MAPS votes to offer union new contract
MARQUETTE – Exactly one month after the Marquette Area Education Association signed a contract offered by the Marquette Area Public Schools administration, the district’s board of education still hasn’t signed.
Instead, the board voted Monday to offer the union a contract devoid of items the state has prohibited from the bargaining table, such as seniority and teacher layoffs.
Under the motion made by Board Vice President Scott Brogan and approved unanimously, if the union “does not sign the 2012-2013 contract in the version that is compliant with state law by May 1, 2013, then this board directs our administration to consider that we do not have a contract with MAEA for the 2012-2013 school year.”
The administration and teacher union have been deadlocked for months over the removal of the prohibited bargaining items.
The tentative agreement, which was signed by both sides Aug. 31 and ratified by both sides in September, made no written mention of the removal of the prohibited bargaining items.
The administration maintains it told the union during negotiations the items would be removed, in accordance with state law.
Union representative and Michigan Education Association UniServ Director for Marquette and Alger counties Stu Skauge said that never happened.
So when MAPS Superintendent Deb Veiht provided the union with a final contract that had the language removed, the union refused to sign, Skauge said.
After several discussions and the union considering filing an unfair labor practice charge with the Michigan Employee Relations Commission against the district, Veiht said she offered the union a contract with the language still intact, which the union signed March 8, according to Skauge.
However, the board has yet to sign that contract, and is now setting a deadline for the union to sign the contract originally presented to it – without any language concerning the prohibited bargaining items.
If the union refuses to sign, steps – which are pay increases based on the number of years served in the district – that were awarded as part of the tentative agreement will no longer be paid, according to the board.
Board President Rich Rossway said the district is trying to stay compliant with state law, including Public Act 54, which prohibits school districts from paying steps to union members who are not operating under a current contract.
“This goes back to PA 54 and the compliance with Public Act 54,” Rossway said after the meeting’s conclusion. “Technically, we feel that if the union does not sign our version of the contract – which is compliant with state law – we do not have a contract. In the past, we felt we had a contract, but through further discussions with our negotiator, it became clear to us that we really do not have a meeting of the minds, and I guess that will be clarified with whether or not the union signs the contract that we presented them.”

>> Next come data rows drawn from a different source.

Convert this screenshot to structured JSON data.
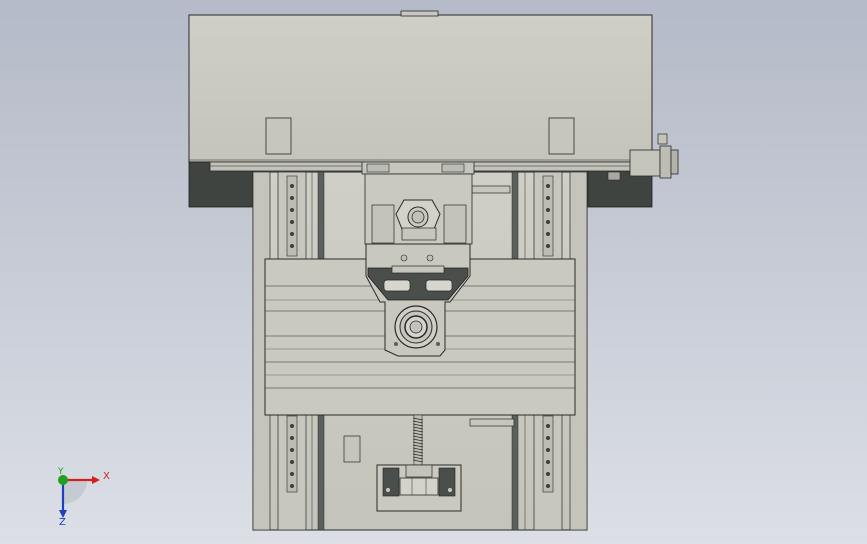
{
  "view": {
    "background_top": "#b4bac7",
    "background_bottom": "#dcdfe6",
    "body_fill": "#cbcbc2",
    "dark_fill": "#3f4441",
    "line_color": "#2a2a2a"
  },
  "triad": {
    "x_label": "X",
    "y_label": "Y",
    "z_label": "Z",
    "x_color": "#d42020",
    "y_color": "#20a020",
    "z_color": "#2040c0"
  }
}
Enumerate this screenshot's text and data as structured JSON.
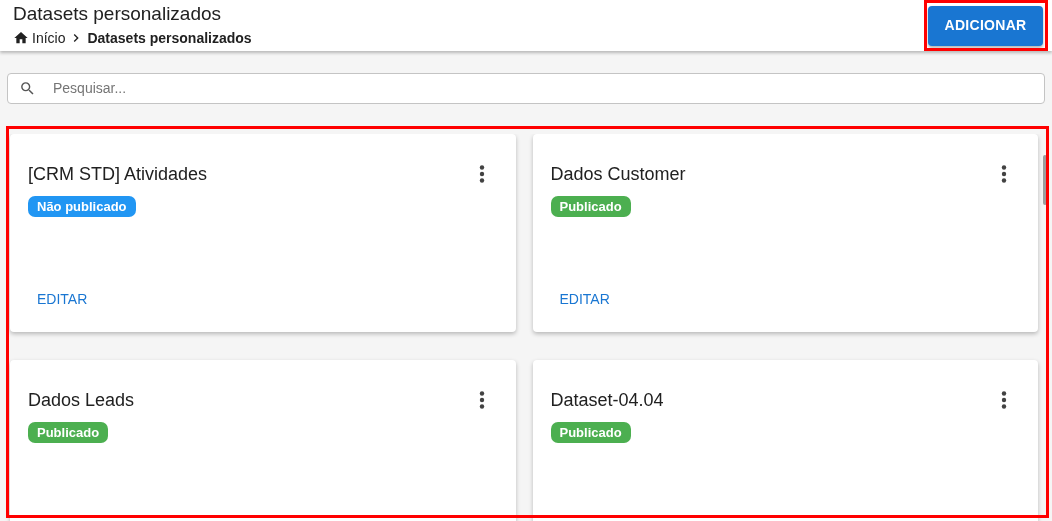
{
  "header": {
    "title": "Datasets personalizados",
    "breadcrumb": [
      {
        "label": "Início",
        "kind": "home"
      },
      {
        "label": "Datasets personalizados",
        "kind": "current"
      }
    ],
    "add_button": "ADICIONAR"
  },
  "search": {
    "placeholder": "Pesquisar..."
  },
  "cards": [
    {
      "title": "[CRM STD] Atividades",
      "status": {
        "label": "Não publicado",
        "kind": "unpublished"
      },
      "action": "EDITAR"
    },
    {
      "title": "Dados Customer",
      "status": {
        "label": "Publicado",
        "kind": "published"
      },
      "action": "EDITAR"
    },
    {
      "title": "Dados Leads",
      "status": {
        "label": "Publicado",
        "kind": "published"
      }
    },
    {
      "title": "Dataset-04.04",
      "status": {
        "label": "Publicado",
        "kind": "published"
      }
    }
  ]
}
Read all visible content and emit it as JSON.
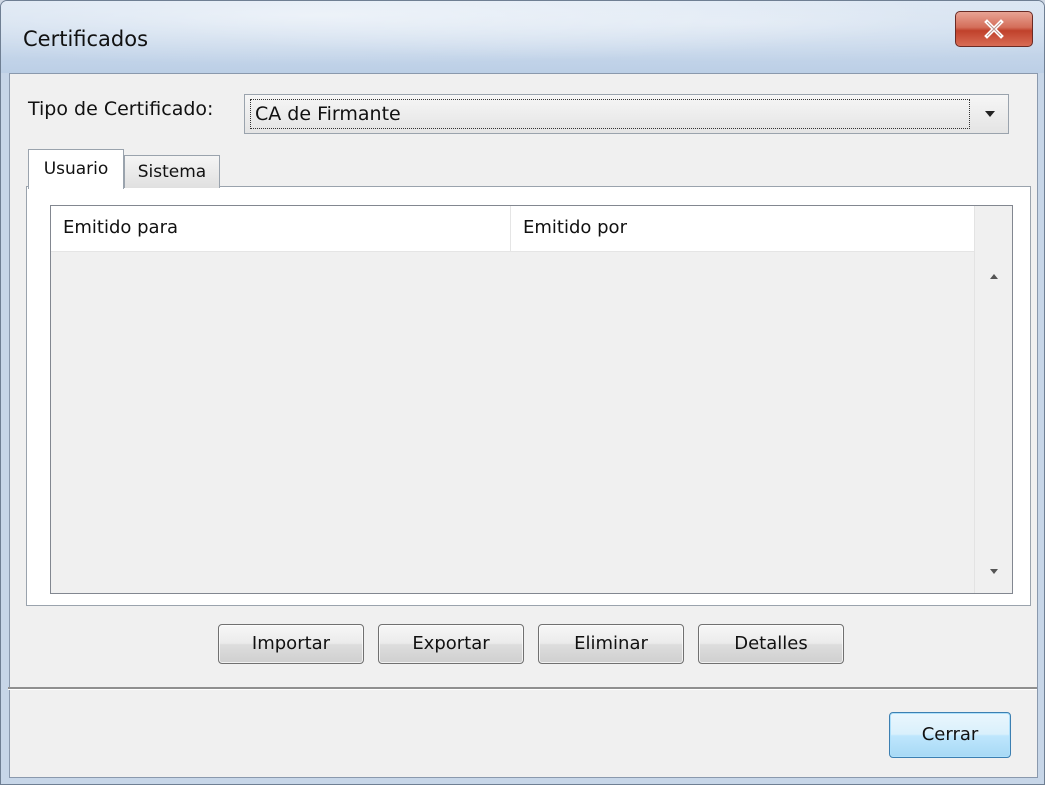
{
  "window": {
    "title": "Certificados",
    "close_icon": "close-x-icon"
  },
  "certificate_type": {
    "label": "Tipo de Certificado:",
    "selected": "CA de Firmante",
    "dropdown_icon": "chevron-down-icon"
  },
  "tabs": [
    {
      "label": "Usuario",
      "active": true
    },
    {
      "label": "Sistema",
      "active": false
    }
  ],
  "list": {
    "columns": [
      "Emitido para",
      "Emitido por"
    ],
    "rows": []
  },
  "actions": {
    "import_label": "Importar",
    "export_label": "Exportar",
    "delete_label": "Eliminar",
    "details_label": "Detalles"
  },
  "footer": {
    "close_label": "Cerrar"
  },
  "colors": {
    "close_button": "#c9452e",
    "default_button_border": "#3c7fb1"
  }
}
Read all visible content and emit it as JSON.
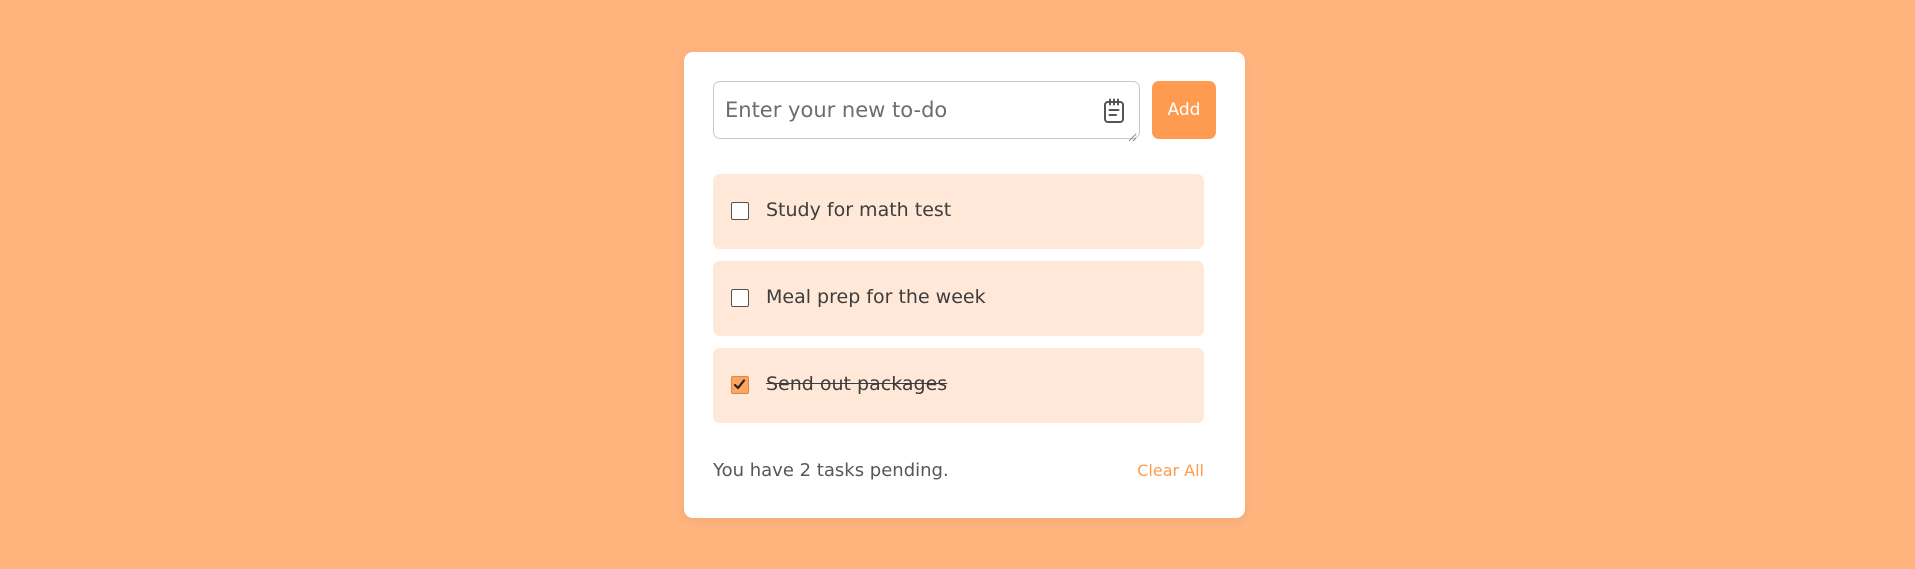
{
  "colors": {
    "background": "#ffb47e",
    "accent": "#ff9b50",
    "task_background": "#ffe8d7",
    "card": "#ffffff"
  },
  "input": {
    "value": "",
    "placeholder": "Enter your new to-do",
    "icon": "notepad-icon"
  },
  "add_button": {
    "label": "Add"
  },
  "tasks": [
    {
      "label": "Study for math test",
      "checked": false
    },
    {
      "label": "Meal prep for the week",
      "checked": false
    },
    {
      "label": "Send out packages",
      "checked": true
    }
  ],
  "footer": {
    "pending_text": "You have 2 tasks pending.",
    "clear_label": "Clear All"
  }
}
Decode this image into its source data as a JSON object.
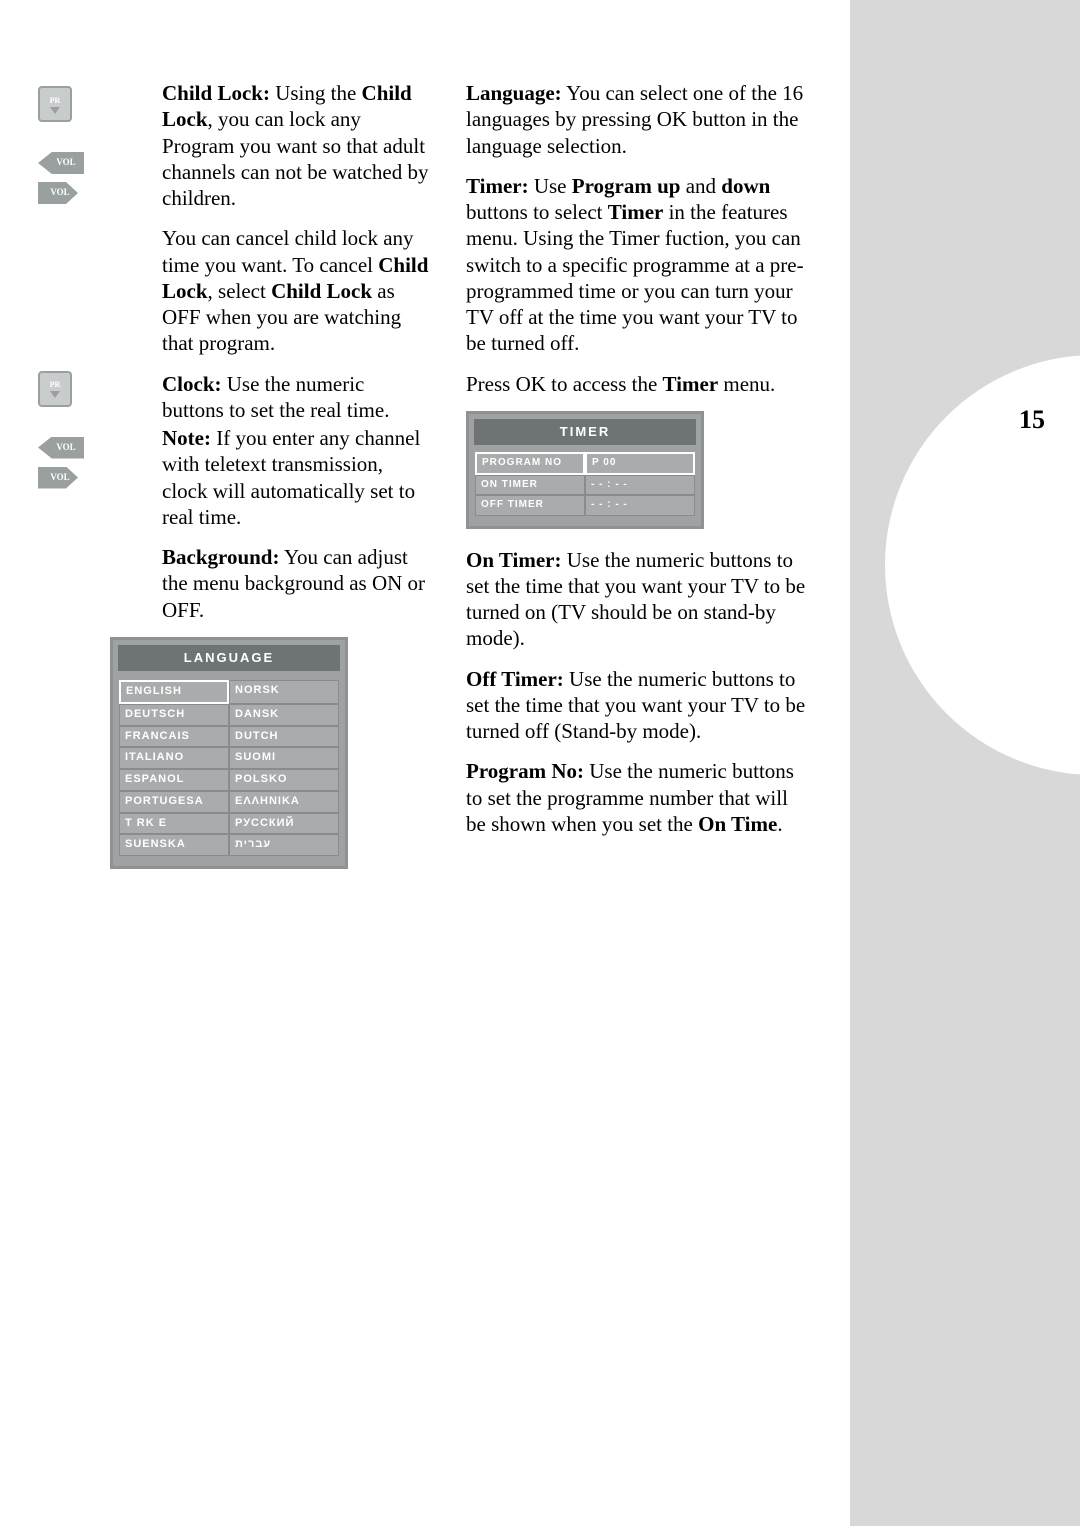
{
  "page_number": "15",
  "left": {
    "child_lock_label": "Child Lock:",
    "child_lock_text_1a": " Using the ",
    "child_lock_bold": "Child Lock",
    "child_lock_text_1b": ", you can lock any Program you want so that adult channels can not be watched by children.",
    "child_lock_text_2a": "You can cancel child lock any time you want. To cancel ",
    "child_lock_bold2": "Child Lock",
    "child_lock_text_2b": ", select ",
    "child_lock_bold3": "Child Lock",
    "child_lock_text_2c": " as OFF when you are watching that program.",
    "clock_label": "Clock:",
    "clock_text": " Use the numeric buttons to set the real time.",
    "note_label": "Note:",
    "note_text": " If you enter any channel with teletext transmission, clock will automatically set to real time.",
    "background_label": "Background:",
    "background_text": " You can adjust the menu background as ON or OFF."
  },
  "remote": {
    "pr": "PR",
    "vol": "VOL"
  },
  "language_menu": {
    "title": "LANGUAGE",
    "items_left": [
      "ENGLISH",
      "DEUTSCH",
      "FRANCAIS",
      "ITALIANO",
      "ESPANOL",
      "PORTUGESA",
      "T RK E",
      "SUENSKA"
    ],
    "items_right": [
      "NORSK",
      "DANSK",
      "DUTCH",
      "SUOMI",
      "POLSKO",
      "ΕΛΛΗΝΙΚΑ",
      "РУССКИЙ",
      "עברית"
    ]
  },
  "right": {
    "language_label": "Language:",
    "language_text": " You can select one of the 16 languages by pressing OK button in the language selection.",
    "timer_label": "Timer:",
    "timer_text_a": " Use ",
    "timer_bold_a": "Program up",
    "timer_text_b": " and ",
    "timer_bold_b": "down",
    "timer_text_c": " buttons to select ",
    "timer_bold_c": "Timer",
    "timer_text_d": " in the features menu. Using the Timer fuction, you can switch to a specific programme at a pre-programmed time or you can turn your TV off at the time you want your TV to be turned off.",
    "press_ok_a": "Press OK to access the ",
    "press_ok_bold": "Timer",
    "press_ok_b": " menu.",
    "on_timer_label": "On Timer:",
    "on_timer_text": " Use the numeric buttons to set the time that you want your TV to be turned on (TV should be on stand-by mode).",
    "off_timer_label": "Off Timer:",
    "off_timer_text": " Use the numeric buttons to set the time that you want your TV to be turned off (Stand-by mode).",
    "program_no_label": "Program No:",
    "program_no_text_a": " Use the numeric buttons to set the programme number that will be shown when you set the ",
    "program_no_bold": "On Time",
    "program_no_text_b": "."
  },
  "timer_menu": {
    "title": "TIMER",
    "rows": [
      {
        "label": "PROGRAM NO",
        "value": "P 00"
      },
      {
        "label": "ON TIMER",
        "value": "- - : - -"
      },
      {
        "label": "OFF TIMER",
        "value": "- - : - -"
      }
    ]
  }
}
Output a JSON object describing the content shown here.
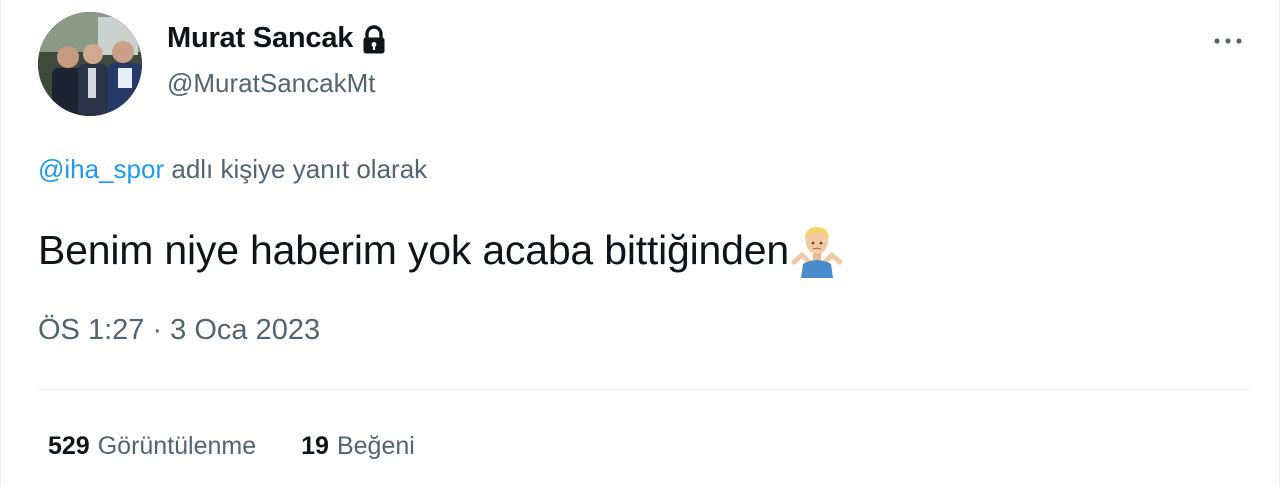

During discussion on the motion, Brogan said he believes the two parties currently have an agreement, and is leaving it up to the union to prove him wrong.
“My understanding of it at this point and even to this point is that we have a contract, and this is really just a motion that I’ve made based on my own frustrations as whether the union hasn’t signed the contract that is compliant with state law…,” he said. “Failure to do so would, in fact, tell me that we don’t have a contract. But I think we do right now. I guess I’m leaving it to them to show us that we don’t.”
Skauge said he didn’t think that motion would make any difference.
“I don’t think the Marquette school board can pass a motion to do away with our ratified contract,” Skauge said. “They can pass a motion to start spring today, too, but I don’t think that’s going to happen. We have a ratified agreement. Both sides ratified it … In fact, there’s only a couple of months left on it. I don’t think passing that motion will do much good.”
Skauge said he was confused by the motion and the board’s intent to stop paying steps should the union refuse to sign, since he had met with both Rossway and Brogan, as well as Veiht, earlier Monday and no mention of that had been made.
“We agreed to a letter of understanding that we do have a contract, so I was very surprised this morning to hear they had passed that motion,” Skauge said.
Skauge said if the board changes “the contract in any way from what was ratified, no, we won’t sign it.”
“It’s very confusing for me to think that the last time we met with the superintendent and the administration, it was to sign the contract the way it was ratified,” Skauge added. “Then the board had a meeting and decides that we don’t have a contract. We met yesterday, and they want a letter of understanding that we have a contract and some of this language would be discussed the next time we start negotiations … We met with them at 2:30. Their meeting was at 5:30. What changed in that three hours, I don’t know, especially when the person that made the motion was at the meeting. It is pretty confusing for us.”
Jackie Stark can be reached at 906-228-2500, ext. 242.